Can’t Buy Me Love: Narcissists and Financial Abuse: Narcissistic control extends to finances and creates a monetary hierarchy.
Financial abuse is yet another way for narcissists to torment their victims more, and control them. Most of the time, their victims don’t even realize that they are being financially abused until it’s too late.
- Narcissists tend to focus on extrinsic motivators, like money and rewards, rather than personal growth and fulfillment.
- Because money and material wealth are highly important to narcissists, they often become a focal point of their relationships—sometimes resulting in financial abuse.
- Some forms of financial abuse, like lying about pay or hours worked, can be covert or hard to detect; others (like controlling a partner’s spending) are more obvious.
- Anyone who is a victim of financial abuse should seek help immediately.
It could be said that money—not love—is what makes the world go round. Money is what keeps us clothed and fed and ensures a roof over our heads and gas in our vehicles. It allows us to go on vacations and sip coffee while shopping for both necessities and frivolities. Money can also be a major source of stress when bills are due, the furnace breaks, or we lose a steady paycheck.
Modern capitalist culture enforces the power of the almighty dollar by equating good with rich and prosperous (Werner, Smyth, & Milyavskaya, 2019). For narcissists, not only is this prosperity a non-negotiable, but it is another method of control and superiority in a relationship.
Money As Motivation
Money is an example of an extrinsic, or external, goal and motivator. Whereas non-narcissistic people aim to find meaning and personal fulfillment in a job as well as a good wage, narcissists are lacking that inner drive. Keep in mind that with a narcissist, wealth and prosperity are often inflated—much like their ego.
Obsession with money or other external goals—such as a higher job title at work or a better car or a bigger house—is not always a good thing. Studies have shown that preoccupation with external goals can be detrimental to physical and mental health (Werner et al, 2019). It is perfectly normal to want to upgrade your phone or work towards a promotion, but there must also be an inner desire for personal growth and improvement.
For example, a nontoxic, non-narcissistic individual may seek out additional opportunities to improve their chances at promotion and increase their knowledge. They have intrinsic motivators driving them toward their goals—perhaps a natural curiosity, enjoyment of a sport or a topic of study, or spending time with someone for their friendship. A narcissist, however, will enroll in a program to impress other people, join a team strictly to win a prize, or befriend someone to increase their chances of gaining popularity or favor.

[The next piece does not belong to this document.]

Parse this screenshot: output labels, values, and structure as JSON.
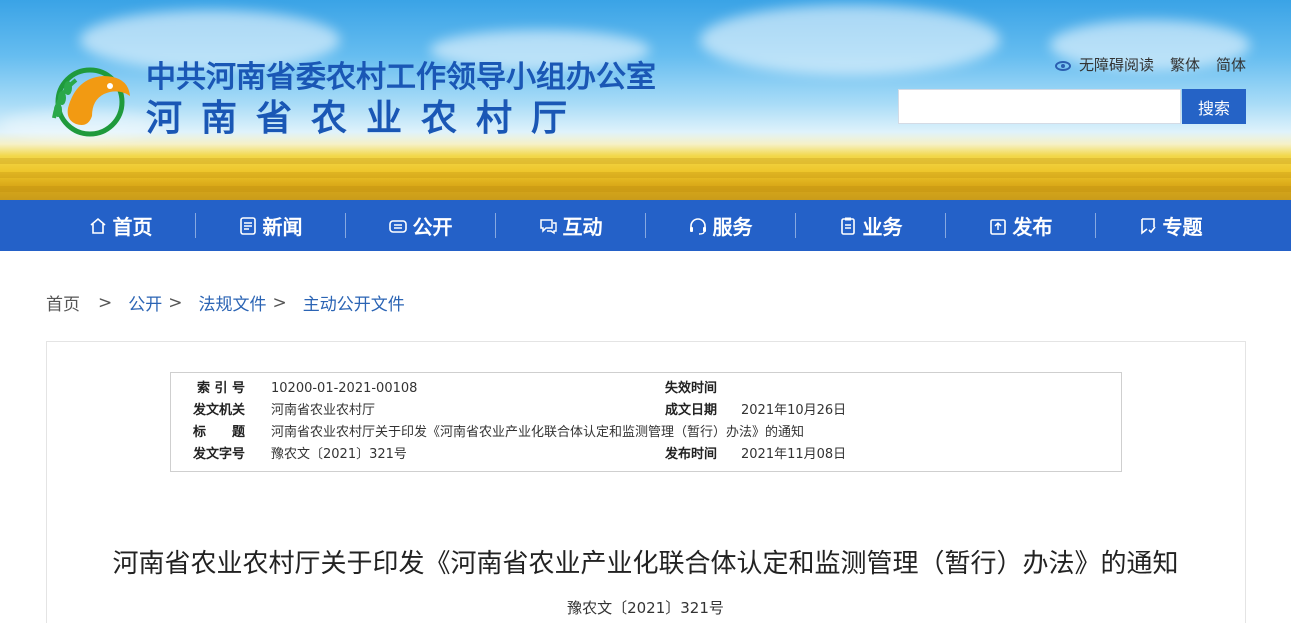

The more a person invests in internal goals and motivators, their penchant for negative and destructive behaviors decreases (Werner et al, 2019). The focus becomes one of growth, expansion, and positivity. Heavier focus on external motivators and goals will increase a person’s bad behavior: cheating on company records or licensing exams, dabbling in drug and alcohol use, or engaging in affairs and neglecting one’s family.
A narcissist’s inflated and undeserved ego leads them to believe they are worth more than they are and that they deserve the affair, the higher pay, the better exam score. There is a positive correlation between narcissists and their reliance on external goals and motivations (Werner et al, 2019).
Narcissists and those with the same toxic traits are naturally attracted to empathetic people with low or no boundaries. These nontoxic individuals are the same ones that rely on internal motivators to reach their goals. Money may be important to them, but it is not the end-all. These people place emphasis on personal fulfillment, family, honesty, and fairness… and unfortunately find themselves in relationships with narcissists.
Forms of Financial Abuse
Financial abuse can take many forms. It can affect a property, assets, personal belongings, bank accounts, investments, job sites, and even schooling and housing needs. The most basic form of financial abuse is that of controlling paychecks or the amount shown.